Upbeat music to a slide show of examples of adaptive equipment for bathing, dressing, eating, toileting, etc.
Build a Better Board Game!
Here's a way to adapt board games from Eileen Haddon, ATP
- 1 board game (like Sorry)
- 2 metal cookie sheets
- super-strong magnets (discs) from a craft or hobby store
- 3M Super 77 multi-purpose adhesive spray
- Gorilla Glue
- 1 clear water bottle or metal paperclips and a "magic" magnetic wand (depending on if your game uses dice or cards)
- Fold the board game in half and reinforce the crease with duct tape.
- Then open the board game up and lay it face down on newspapers or old easel tablet pages.

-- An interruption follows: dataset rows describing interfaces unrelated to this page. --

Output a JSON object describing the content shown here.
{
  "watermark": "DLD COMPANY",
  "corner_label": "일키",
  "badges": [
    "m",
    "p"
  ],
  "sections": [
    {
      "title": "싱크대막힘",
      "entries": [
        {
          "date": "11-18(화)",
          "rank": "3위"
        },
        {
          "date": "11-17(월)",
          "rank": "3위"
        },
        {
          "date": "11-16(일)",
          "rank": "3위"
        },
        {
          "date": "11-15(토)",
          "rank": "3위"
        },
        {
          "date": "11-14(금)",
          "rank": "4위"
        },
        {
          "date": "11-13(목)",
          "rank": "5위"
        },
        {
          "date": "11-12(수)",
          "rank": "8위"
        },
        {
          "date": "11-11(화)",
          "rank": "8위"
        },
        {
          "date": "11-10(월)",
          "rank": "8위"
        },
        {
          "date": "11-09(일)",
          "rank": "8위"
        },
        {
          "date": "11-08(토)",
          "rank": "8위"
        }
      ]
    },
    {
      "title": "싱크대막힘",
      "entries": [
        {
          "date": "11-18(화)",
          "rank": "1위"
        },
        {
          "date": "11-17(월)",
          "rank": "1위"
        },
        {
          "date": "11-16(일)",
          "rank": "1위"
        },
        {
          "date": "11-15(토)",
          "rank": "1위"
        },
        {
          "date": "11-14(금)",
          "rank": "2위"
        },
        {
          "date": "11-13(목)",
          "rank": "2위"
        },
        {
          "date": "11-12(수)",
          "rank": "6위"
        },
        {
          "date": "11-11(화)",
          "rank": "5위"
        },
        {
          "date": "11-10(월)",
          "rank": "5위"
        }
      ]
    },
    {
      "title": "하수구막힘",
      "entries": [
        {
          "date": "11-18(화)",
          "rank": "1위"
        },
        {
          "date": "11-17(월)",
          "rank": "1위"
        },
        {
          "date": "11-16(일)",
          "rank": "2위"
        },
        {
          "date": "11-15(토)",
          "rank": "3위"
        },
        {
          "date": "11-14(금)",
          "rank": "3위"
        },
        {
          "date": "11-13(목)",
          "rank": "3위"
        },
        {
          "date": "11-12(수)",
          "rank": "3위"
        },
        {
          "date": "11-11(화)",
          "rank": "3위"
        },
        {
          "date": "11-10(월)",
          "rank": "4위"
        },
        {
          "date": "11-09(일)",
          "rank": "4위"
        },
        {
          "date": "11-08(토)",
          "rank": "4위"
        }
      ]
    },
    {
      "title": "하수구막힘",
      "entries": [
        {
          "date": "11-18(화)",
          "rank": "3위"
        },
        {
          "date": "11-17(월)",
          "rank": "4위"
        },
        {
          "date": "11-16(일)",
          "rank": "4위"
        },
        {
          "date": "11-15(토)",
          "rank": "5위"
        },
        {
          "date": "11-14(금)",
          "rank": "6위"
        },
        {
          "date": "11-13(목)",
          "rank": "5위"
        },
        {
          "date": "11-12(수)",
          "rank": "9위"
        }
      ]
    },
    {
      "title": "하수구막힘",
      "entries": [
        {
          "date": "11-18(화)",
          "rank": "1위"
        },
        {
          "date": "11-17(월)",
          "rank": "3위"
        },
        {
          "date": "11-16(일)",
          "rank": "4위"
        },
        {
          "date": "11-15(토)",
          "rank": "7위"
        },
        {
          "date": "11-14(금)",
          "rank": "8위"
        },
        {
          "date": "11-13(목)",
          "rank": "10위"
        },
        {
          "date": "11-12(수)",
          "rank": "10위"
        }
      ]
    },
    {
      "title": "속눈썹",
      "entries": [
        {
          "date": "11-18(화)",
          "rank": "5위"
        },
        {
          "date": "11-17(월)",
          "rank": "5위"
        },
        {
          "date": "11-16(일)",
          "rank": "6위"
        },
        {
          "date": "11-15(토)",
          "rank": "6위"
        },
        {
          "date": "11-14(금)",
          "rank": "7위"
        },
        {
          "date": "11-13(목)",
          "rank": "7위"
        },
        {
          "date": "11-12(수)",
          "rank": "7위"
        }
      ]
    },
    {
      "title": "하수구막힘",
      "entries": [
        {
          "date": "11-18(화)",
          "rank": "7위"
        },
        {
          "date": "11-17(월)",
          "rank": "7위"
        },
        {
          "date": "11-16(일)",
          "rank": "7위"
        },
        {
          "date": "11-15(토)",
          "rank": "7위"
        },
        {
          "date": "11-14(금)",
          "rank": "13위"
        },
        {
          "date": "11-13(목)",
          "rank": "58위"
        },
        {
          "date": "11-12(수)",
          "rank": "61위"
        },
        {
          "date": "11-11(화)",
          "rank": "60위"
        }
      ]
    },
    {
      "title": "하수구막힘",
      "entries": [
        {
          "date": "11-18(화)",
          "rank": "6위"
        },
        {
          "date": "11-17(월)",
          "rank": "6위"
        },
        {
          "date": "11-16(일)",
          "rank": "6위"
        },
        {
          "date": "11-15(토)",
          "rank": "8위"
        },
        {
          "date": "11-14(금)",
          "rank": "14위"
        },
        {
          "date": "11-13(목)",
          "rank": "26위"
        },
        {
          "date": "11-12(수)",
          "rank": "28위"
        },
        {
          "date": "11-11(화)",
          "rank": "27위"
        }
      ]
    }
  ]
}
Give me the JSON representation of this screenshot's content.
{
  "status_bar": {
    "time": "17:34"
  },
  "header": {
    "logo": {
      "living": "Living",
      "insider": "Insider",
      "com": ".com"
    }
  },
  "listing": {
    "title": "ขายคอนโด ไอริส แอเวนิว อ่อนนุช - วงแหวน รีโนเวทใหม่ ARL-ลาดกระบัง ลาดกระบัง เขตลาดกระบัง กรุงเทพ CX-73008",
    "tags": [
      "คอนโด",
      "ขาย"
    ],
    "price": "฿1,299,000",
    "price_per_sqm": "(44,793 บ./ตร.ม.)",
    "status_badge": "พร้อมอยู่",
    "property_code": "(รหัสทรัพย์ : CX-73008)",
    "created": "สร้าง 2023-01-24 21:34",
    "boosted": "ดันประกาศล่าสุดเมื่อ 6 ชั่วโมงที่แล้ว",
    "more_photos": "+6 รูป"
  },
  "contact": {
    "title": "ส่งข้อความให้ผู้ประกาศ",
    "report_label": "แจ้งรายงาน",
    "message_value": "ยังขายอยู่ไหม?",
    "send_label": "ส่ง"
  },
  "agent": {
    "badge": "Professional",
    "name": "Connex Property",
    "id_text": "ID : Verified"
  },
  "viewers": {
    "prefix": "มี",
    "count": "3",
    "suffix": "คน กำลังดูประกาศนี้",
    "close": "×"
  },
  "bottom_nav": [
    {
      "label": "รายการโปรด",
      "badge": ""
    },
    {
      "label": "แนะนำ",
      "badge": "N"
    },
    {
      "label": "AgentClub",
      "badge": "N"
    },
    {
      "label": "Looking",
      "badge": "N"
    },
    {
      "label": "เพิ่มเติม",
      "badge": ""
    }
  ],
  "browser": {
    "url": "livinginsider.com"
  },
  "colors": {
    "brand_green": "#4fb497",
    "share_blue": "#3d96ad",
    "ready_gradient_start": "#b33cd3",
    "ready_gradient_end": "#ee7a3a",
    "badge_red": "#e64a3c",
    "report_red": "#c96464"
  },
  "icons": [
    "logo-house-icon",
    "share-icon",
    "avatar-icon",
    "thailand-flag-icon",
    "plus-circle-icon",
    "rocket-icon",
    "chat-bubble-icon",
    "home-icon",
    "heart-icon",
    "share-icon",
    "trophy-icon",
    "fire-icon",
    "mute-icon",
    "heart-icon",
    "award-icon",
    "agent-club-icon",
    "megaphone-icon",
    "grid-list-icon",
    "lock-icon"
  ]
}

- With two metal cookie sheets ready, spray the back of the board game and the bottom of the cookie sheets with 3M Super 77 multi-purpose adhesive spray.
- Press the cookie sheets on to the back of the board game, leaving space for the center board crease. Press down hard, and then weigh the cookie sheets down on the game board. (A wrapped ream of copy paper on each cookie sheet works nicely.)
- Leave it to cure for at least 3-4 hours.
- Glue a magnet to the bottom of the playing pieces. (I use Gorilla Glue, which I learned about from Therese Wilkomm.)
- Again, press down on the pieces and let the adhesive cure for at least 3-4 hours.
Now you're ready to play the game!
Using this light tech adaptation it is not necessary to have good fine motor control to put down a playing piece or push it along - the magnets work through the game board. The other advantage is that if the board game gets bumped, you no longer hear yells of "My piece was there!"
I have found that one request for used cookie sheets at church typically yields at least ten of them. Since you're going to need more cookie sheets for communication and puzzles, take them all!
The cookie sheet concept is an original idea I had. Strategies I've learned from others include putting the dice in a clear water bottle - the dice are rolled by knocking the bottle over. Again, less fine motor control is needed and the dice don't get lost. If the game uses cards, as in Candyland, put metal paperclips on them and pick a card from the pile using an auto parts "magic" magnetic wand.
Eileen Haddon has been an Assistive Technology Access Specialist with the VT AT Program since 1998
Nifty Product: Tactile Adaptation Kit for Teaching Science
New from MDW Educational Services: the Tactile Adaptation Kit for teaching science. The kit is designed to introduce science concepts tactually, such as ionic compounds, electrons, bonds, Lewis Structures, etc.
- Suggested Uses & Adaptations
- Magnetic Dry Erase Board
- Mini Glue Gun
- Glue Sticks
- Magnetic Letters & Numbers Marked with Braille
- Magnetic Flexi Ruler
- Various Magnets & Magnetic Strips
- Magnetic Backed Felt Sheets
- Magnetic Backed Foam Sheets
- Various Textured Dots
$129.00 plus shipping
Also available: the Multi Sensory Lab Gear Kit
Learn more at this Independence Science Access Blog post
Reminder: AT Program News makes no endorsement, representation, or warranty expressed or implied for any product, device, or information set forth in this newsletter or on its Web site. AT Program News has not examined, reviewed, or tested any product or device referred to in this newsletter or at www.atprogramnews.com.